§ **What the exercise asks**: In the records below, find the lines that include "icon" and copy each.

§ **Website and app data records**:
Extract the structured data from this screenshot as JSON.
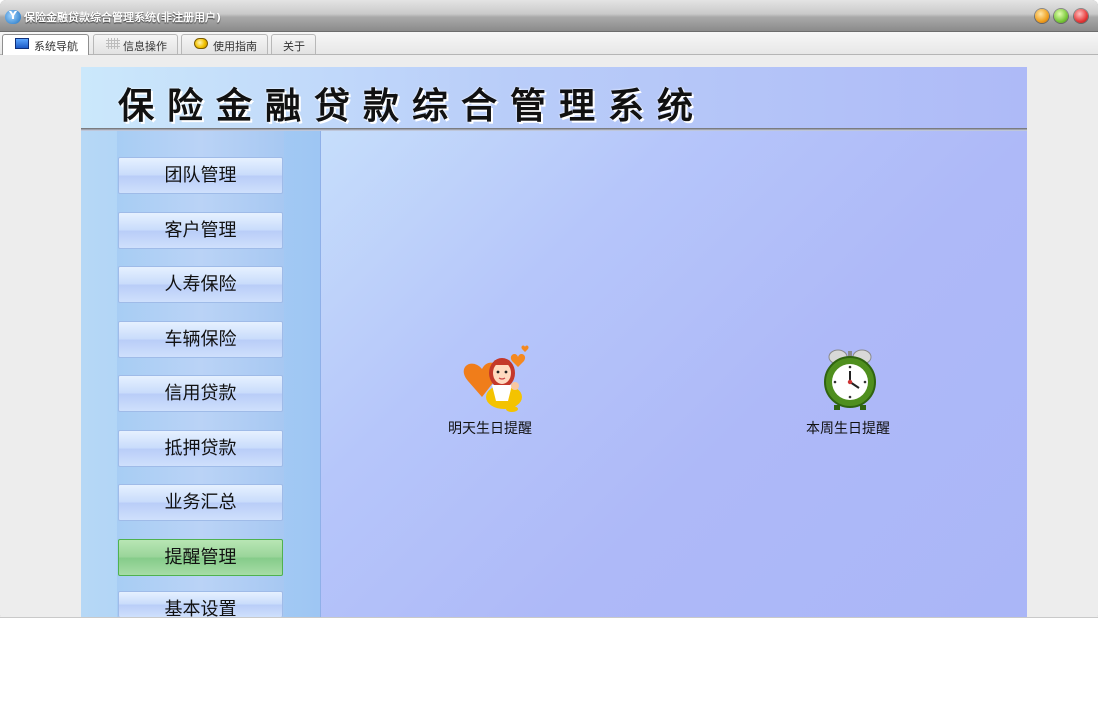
{
  "window": {
    "title": "保险金融贷款综合管理系统(非注册用户)",
    "controls": [
      "minimize",
      "maximize",
      "close"
    ]
  },
  "tabs": [
    {
      "label": "系统导航",
      "icon": "monitor-icon",
      "active": true
    },
    {
      "label": "信息操作",
      "icon": "grid-icon",
      "active": false
    },
    {
      "label": "使用指南",
      "icon": "guide-icon",
      "active": false
    },
    {
      "label": "关于",
      "icon": "",
      "active": false
    }
  ],
  "banner": {
    "title": "保险金融贷款综合管理系统"
  },
  "menu": [
    {
      "label": "团队管理",
      "active": false
    },
    {
      "label": "客户管理",
      "active": false
    },
    {
      "label": "人寿保险",
      "active": false
    },
    {
      "label": "车辆保险",
      "active": false
    },
    {
      "label": "信用贷款",
      "active": false
    },
    {
      "label": "抵押贷款",
      "active": false
    },
    {
      "label": "业务汇总",
      "active": false
    },
    {
      "label": "提醒管理",
      "active": true
    },
    {
      "label": "基本设置",
      "active": false
    }
  ],
  "tools": [
    {
      "label": "明天生日提醒",
      "icon": "birthday-girl-icon"
    },
    {
      "label": "本周生日提醒",
      "icon": "alarm-clock-icon"
    }
  ],
  "colors": {
    "active_menu": "#9ad59a",
    "menu": "#c9dcfb",
    "content_bg": "#aeb9f8"
  }
}
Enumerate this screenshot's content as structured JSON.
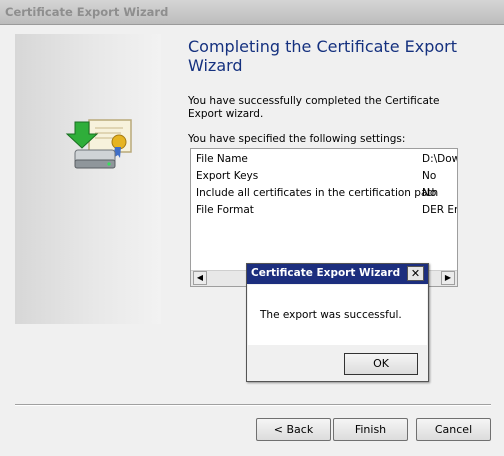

§ **Solution for this task**:
      "icon": "monitor-icon",
      "icon": "grid-icon",
      "icon": "guide-icon",
      "icon": "",
      "icon": "birthday-girl-icon"
      "icon": "alarm-clock-icon"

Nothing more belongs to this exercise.